Assimilation and simulation of typhoon Rusa (2002) using the WRF system
- 479 Downloads
Using the recently developed Weather Research and Forecasting (WRF) 3DVAR and the WRF model, numerical experiments are conducted for the initialization and simulation of typhoon Rusa (2002). The observational data used in the WRF 3DVAR are conventional Global Telecommunications System (GTS) data and Korean Automatic Weather Station (AWS) surface observations. The Background Error Statistics (BES) via the National Meteorological Center (NMC) method has two different resolutions, that is, a 210-km horizontal grid space from the NCEP global model and a 10-km horizontal resolution from Korean operational forecasts. To improve the performance of the WRF simulation initialized from the WRF 3DVAR analyses, the scale-lengths used in the horizontal background error covariances via recursive filter are tuned in terms of the WRF 3DVAR control variables, streamfunction, velocity potential, unbalanced pressure and specific humidity. The experiments with respect to different background error statistics and different observational data indicate that the subsequent 24-h the WRF model forecasts of typhoon Rusa’s track and precipitation are significantly impacted upon the initial fields. Assimilation of the AWS data with the tuned background error statistics obtains improved predictions of the typhoon track and its precipitation.
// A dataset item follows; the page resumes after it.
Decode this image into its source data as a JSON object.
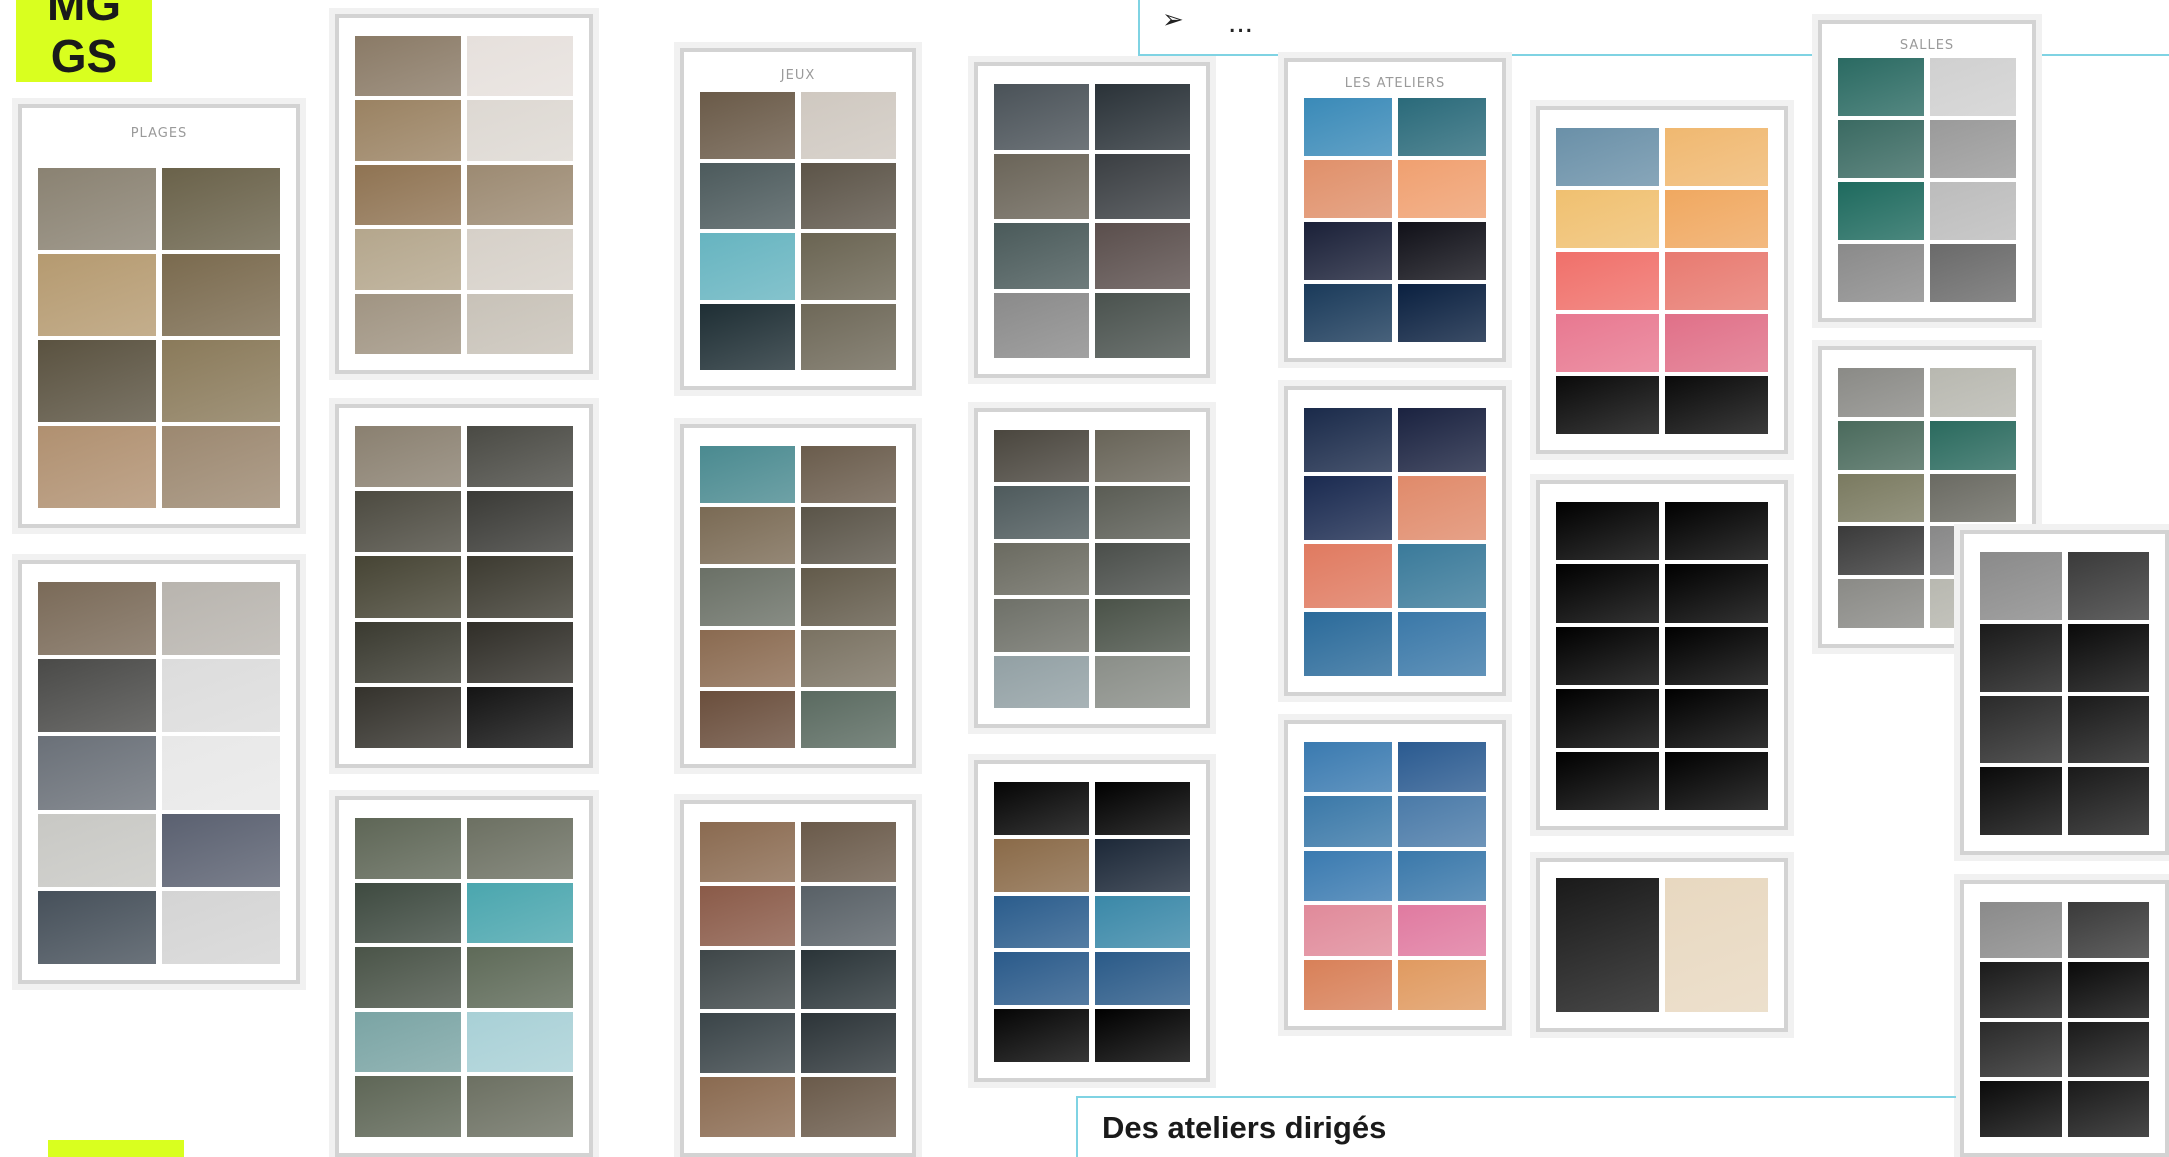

Key words3DVAR data assimilation background error statistics numerical simulation typhoon
Unable to display preview. Download preview PDF.
- Courtier, P., 1985: Experiments in data assimilation using the adjoint model technique. Preprints.Workshop on High-Resolution Analysis, Reading, United Kingdom, European Centre for Medium-Range Weather Forecasts, 1–20.Google Scholar
- Courtier, P., E. Anderson, W. Heckley, J. Pailleux, D. Vasiljevic, M. Hamrud, A. Hollingsworth, F. Rabier, and M. Fischer, 1998: The ECMWF implementation of three dimensional variational (3DVAR) data assimilation. Part I: Formulation.Quart. J. Roy. Meteor. Soc.,123, 1–26.Google Scholar
- Derber, J. C., 1985: The variational 4-D assimilation of analyses using filtered models as constraints. Ph.D. dissertation, University of Wisconsin-Madison, 142pp.Google Scholar
- Hayden, C. M., and R. J. Purser, 1995: Recursive filter objective analysis of meteorological fields: Applications to NESDIS operational processing.J. Appl. Meteor.,34, 3–15.Google Scholar
- Le Dimet, F. X., 1982: A general formalism of variational analysis. CIMMS Rep. 22, 1–34. [Available from Sarkeys Energy Center, Rm 1110, University of Oklahoma, Norman, OK 73019.]Google Scholar
- Le Dimet, F. X., and O. Talagrand, 1986: Variational algorithms for analysis and assimilation of meteorological observations: Theoretical aspects.Tellus,38A, 97–110.Google Scholar
- Rabier, F., A. McNally, E. Anderson, P. Courtier, P. Unden, J. Eyre, A. Hollingsworth, and F. Bouttier, 1997: The ECMWF implementation of three dimensional variational (3DVar) data assimilation. Part II: Structure function.Quart. J. Roy. Meteor. Soc.,123, 27–52.Google Scholar
- Sasaki, Y. 1958: An objective analysis based on variational methods.J. Meteor. Soc. Japan,36, 77–88.Google Scholar
- Zou, X., I. M. Navon, and J. G. Sela, 1993b: Variational data assimilation with moist threshold processes using the NMC spectral model.Tellus,45A, 370–387.Google Scholar